Although Hill returned to action after three months of rehab, he admitted that he was in pain throughout his comeback. He suffered the injury in the first inning of a June 19 start against the Giants, and rehabbed the elbow (and a sore knee) to return in late September, convincing management he could take the ball in the postseason. He started Game 4 of the National League Division Series and lasted 2 2/3 innings, allowing one run but walking four in the Dodgers' 6-1 loss to the Nationals.
“It was kind of funky,” said Hill. “If it had been a complete tear, I couldn’t have pitched. As it was, it was sore. It would fill up with fluid after playing catch. It would settle down after a couple days and I could pitch and do it all over again.”
Hill's 2019 season, which began with a strained left knee, was typical in a rollercoaster career that has included 15 trips to the injured list and Tommy John surgery. The lefty has pitched for eight Major League teams, and he resuscitated his career in independent ball.
When not sidelined by elbow, knee and blister problems, Hill has been a late-30s marvel with the Dodgers, going 30-16 with a 3.16 ERA in 69 games, all but one of them starts.

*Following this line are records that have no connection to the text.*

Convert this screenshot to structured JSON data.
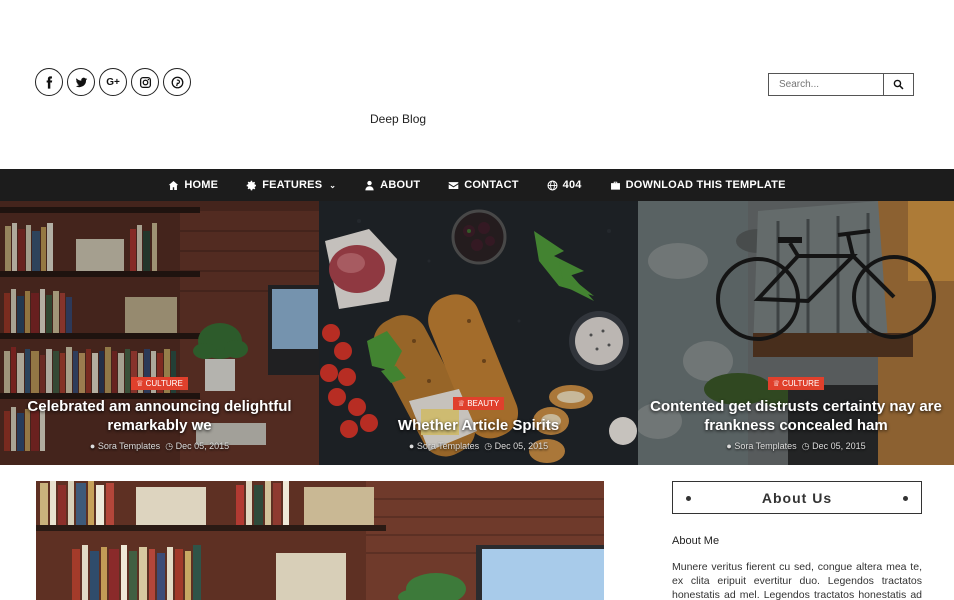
{
  "header": {
    "social_icons": [
      "facebook-icon",
      "twitter-icon",
      "google-plus-icon",
      "instagram-icon",
      "pinterest-icon"
    ],
    "search_placeholder": "Search...",
    "brand": "Deep Blog"
  },
  "nav": {
    "items": [
      {
        "label": "HOME",
        "icon": "home-icon"
      },
      {
        "label": "FEATURES",
        "icon": "gear-icon",
        "dropdown": true
      },
      {
        "label": "ABOUT",
        "icon": "user-icon"
      },
      {
        "label": "CONTACT",
        "icon": "envelope-icon"
      },
      {
        "label": "404",
        "icon": "globe-icon"
      },
      {
        "label": "DOWNLOAD THIS TEMPLATE",
        "icon": "briefcase-icon"
      }
    ]
  },
  "slides": [
    {
      "tag": "CULTURE",
      "title": "Celebrated am announcing delightful remarkably we",
      "author": "Sora Templates",
      "date": "Dec 05, 2015"
    },
    {
      "tag": "BEAUTY",
      "title": "Whether Article Spirits",
      "author": "Sora Templates",
      "date": "Dec 05, 2015"
    },
    {
      "tag": "CULTURE",
      "title": "Contented get distrusts certainty nay are frankness concealed ham",
      "author": "Sora Templates",
      "date": "Dec 05, 2015"
    }
  ],
  "sidebar": {
    "widget_title": "About Us",
    "subtitle": "About Me",
    "text": "Munere veritus fierent cu sed, congue altera mea te, ex clita eripuit evertitur duo. Legendos tractatos honestatis ad mel. Legendos tractatos honestatis ad mel."
  },
  "colors": {
    "nav_bg": "#1c1c1c",
    "tag_bg": "#e0402c"
  }
}
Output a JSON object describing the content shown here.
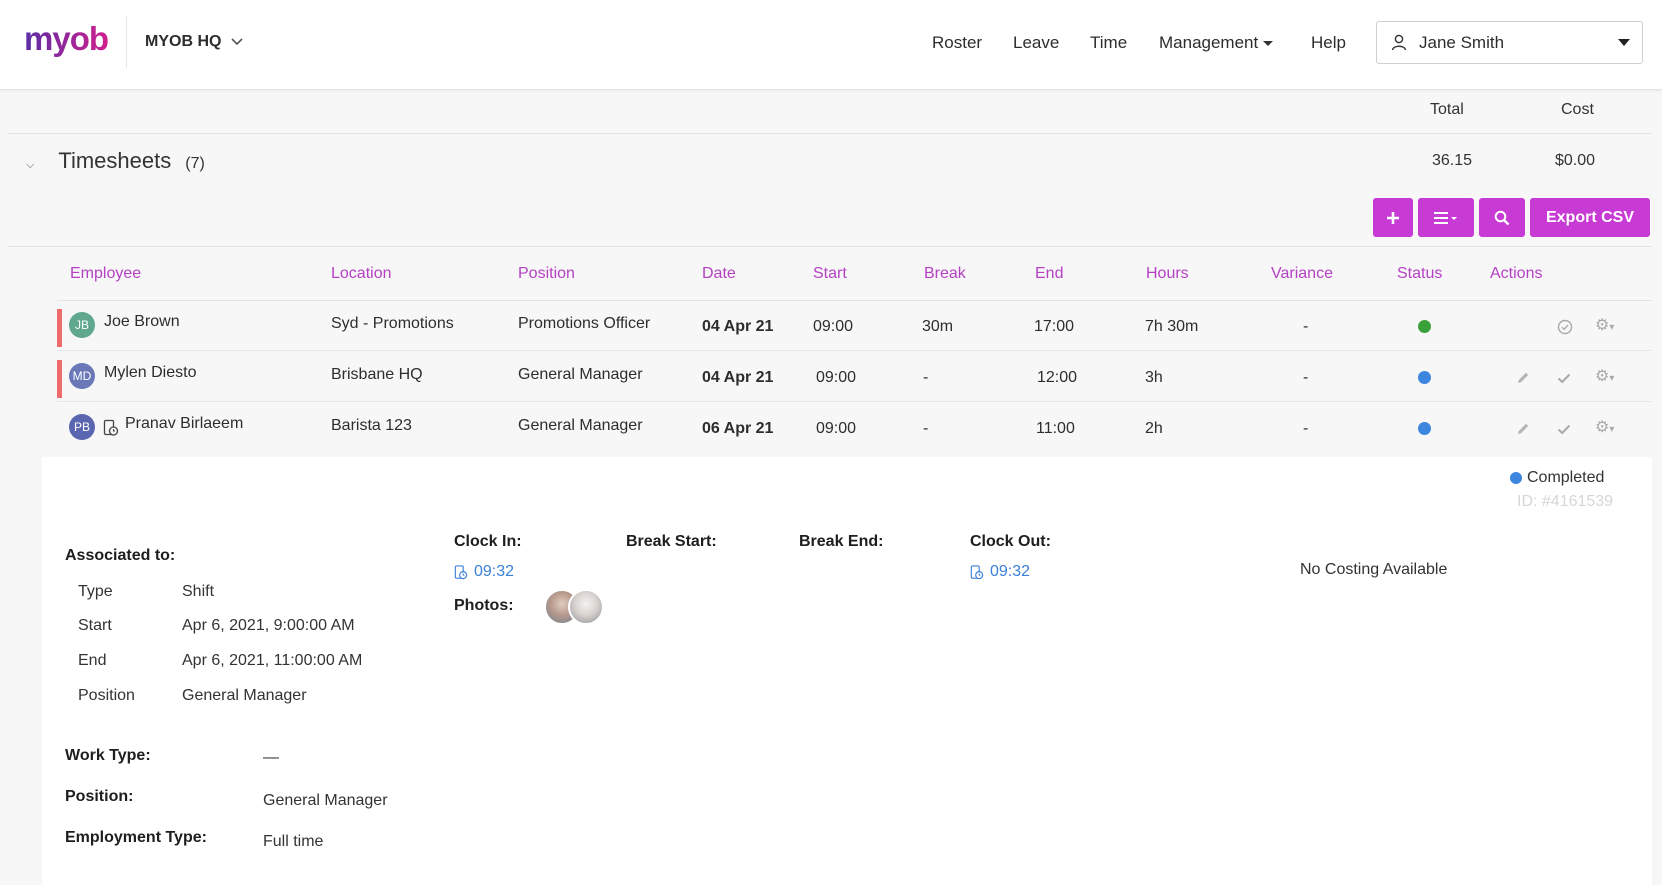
{
  "header": {
    "logo": "myob",
    "org": "MYOB HQ",
    "nav": [
      "Roster",
      "Leave",
      "Time",
      "Management",
      "Help"
    ],
    "user": "Jane Smith"
  },
  "summary": {
    "total_label": "Total",
    "cost_label": "Cost",
    "total_value": "36.15",
    "cost_value": "$0.00"
  },
  "timesheets": {
    "title": "Timesheets",
    "count": "(7)",
    "export_label": "Export CSV"
  },
  "table": {
    "headers": [
      "Employee",
      "Location",
      "Position",
      "Date",
      "Start",
      "Break",
      "End",
      "Hours",
      "Variance",
      "Status",
      "Actions"
    ],
    "rows": [
      {
        "initials": "JB",
        "avatar_color": "#5fa88e",
        "name": "Joe Brown",
        "location": "Syd - Promotions",
        "position": "Promotions Officer",
        "date": "04 Apr 21",
        "start": "09:00",
        "break": "30m",
        "end": "17:00",
        "hours": "7h 30m",
        "variance": "-",
        "status_color": "#3aa13a"
      },
      {
        "initials": "MD",
        "avatar_color": "#6a78b8",
        "name": "Mylen Diesto",
        "location": "Brisbane HQ",
        "position": "General Manager",
        "date": "04 Apr 21",
        "start": "09:00",
        "break": "-",
        "end": "12:00",
        "hours": "3h",
        "variance": "-",
        "status_color": "#3d86e0"
      },
      {
        "initials": "PB",
        "avatar_color": "#5b66b0",
        "name": "Pranav Birlaeem",
        "location": "Barista 123",
        "position": "General Manager",
        "date": "06 Apr 21",
        "start": "09:00",
        "break": "-",
        "end": "11:00",
        "hours": "2h",
        "variance": "-",
        "status_color": "#3d86e0"
      }
    ]
  },
  "detail": {
    "status": "Completed",
    "id": "ID: #4161539",
    "associated_label": "Associated to:",
    "assoc": [
      {
        "k": "Type",
        "v": "Shift"
      },
      {
        "k": "Start",
        "v": "Apr 6, 2021, 9:00:00 AM"
      },
      {
        "k": "End",
        "v": "Apr 6, 2021, 11:00:00 AM"
      },
      {
        "k": "Position",
        "v": "General Manager"
      }
    ],
    "clock_in_label": "Clock In:",
    "clock_in": "09:32",
    "break_start_label": "Break Start:",
    "break_end_label": "Break End:",
    "clock_out_label": "Clock Out:",
    "clock_out": "09:32",
    "photos_label": "Photos:",
    "costing": "No Costing Available",
    "work_type_label": "Work Type:",
    "work_type": "—",
    "position_label": "Position:",
    "position": "General Manager",
    "employment_label": "Employment Type:",
    "employment": "Full time"
  },
  "colors": {
    "accent": "#c73ad4",
    "header_text": "#b540c4",
    "link": "#3a7fd8"
  }
}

Hill made 11 additional postseason starts for the Dodgers, including the club's ill-fated Game 4 in the 2018 World Series. Hill had a one-hitter through 6 1/3 innings when he came out of the game after an apparent communication mixup with manager Dave Roberts, and the bullpen imploded in a 9-6 loss.